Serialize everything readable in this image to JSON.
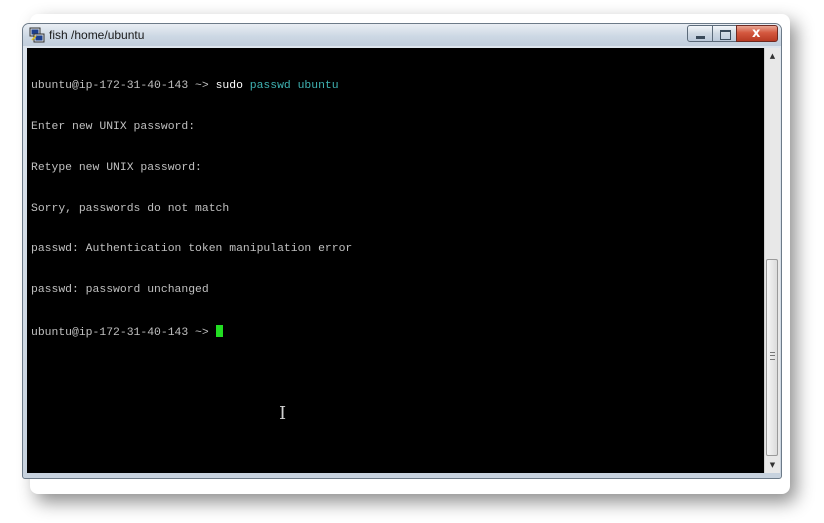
{
  "window": {
    "title": "fish  /home/ubuntu",
    "icon": "putty-terminal-icon",
    "controls": {
      "minimize_icon": "minimize-icon",
      "maximize_icon": "maximize-icon",
      "close_label": "x"
    }
  },
  "terminal": {
    "command_line": {
      "prompt": "ubuntu@ip-172-31-40-143 ~> ",
      "command": "sudo",
      "args": " passwd ubuntu"
    },
    "output_lines": [
      "Enter new UNIX password:",
      "Retype new UNIX password:",
      "Sorry, passwords do not match",
      "passwd: Authentication token manipulation error",
      "passwd: password unchanged"
    ],
    "current_prompt": "ubuntu@ip-172-31-40-143 ~> ",
    "colors": {
      "background": "#000000",
      "text": "#c0c0c0",
      "command": "#ffffff",
      "argument": "#3fb3b3",
      "cursor": "#22dd22"
    }
  },
  "scrollbar": {
    "up_arrow": "▲",
    "down_arrow": "▼"
  }
}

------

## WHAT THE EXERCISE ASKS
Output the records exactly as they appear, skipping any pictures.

## RESULT OF THIS TASK
Serialize everything readable in this image to JSON.
{
  "window": {
    "title": "fish  /home/ubuntu",
    "icon": "putty-terminal-icon",
    "controls": {
      "minimize_icon": "minimize-icon",
      "maximize_icon": "maximize-icon",
      "close_label": "x"
    }
  },
  "terminal": {
    "command_line": {
      "prompt": "ubuntu@ip-172-31-40-143 ~> ",
      "command": "sudo",
      "args": " passwd ubuntu"
    },
    "output_lines": [
      "Enter new UNIX password:",
      "Retype new UNIX password:",
      "Sorry, passwords do not match",
      "passwd: Authentication token manipulation error",
      "passwd: password unchanged"
    ],
    "current_prompt": "ubuntu@ip-172-31-40-143 ~> ",
    "colors": {
      "background": "#000000",
      "text": "#c0c0c0",
      "command": "#ffffff",
      "argument": "#3fb3b3",
      "cursor": "#22dd22"
    }
  },
  "scrollbar": {
    "up_arrow": "▲",
    "down_arrow": "▼"
  }
}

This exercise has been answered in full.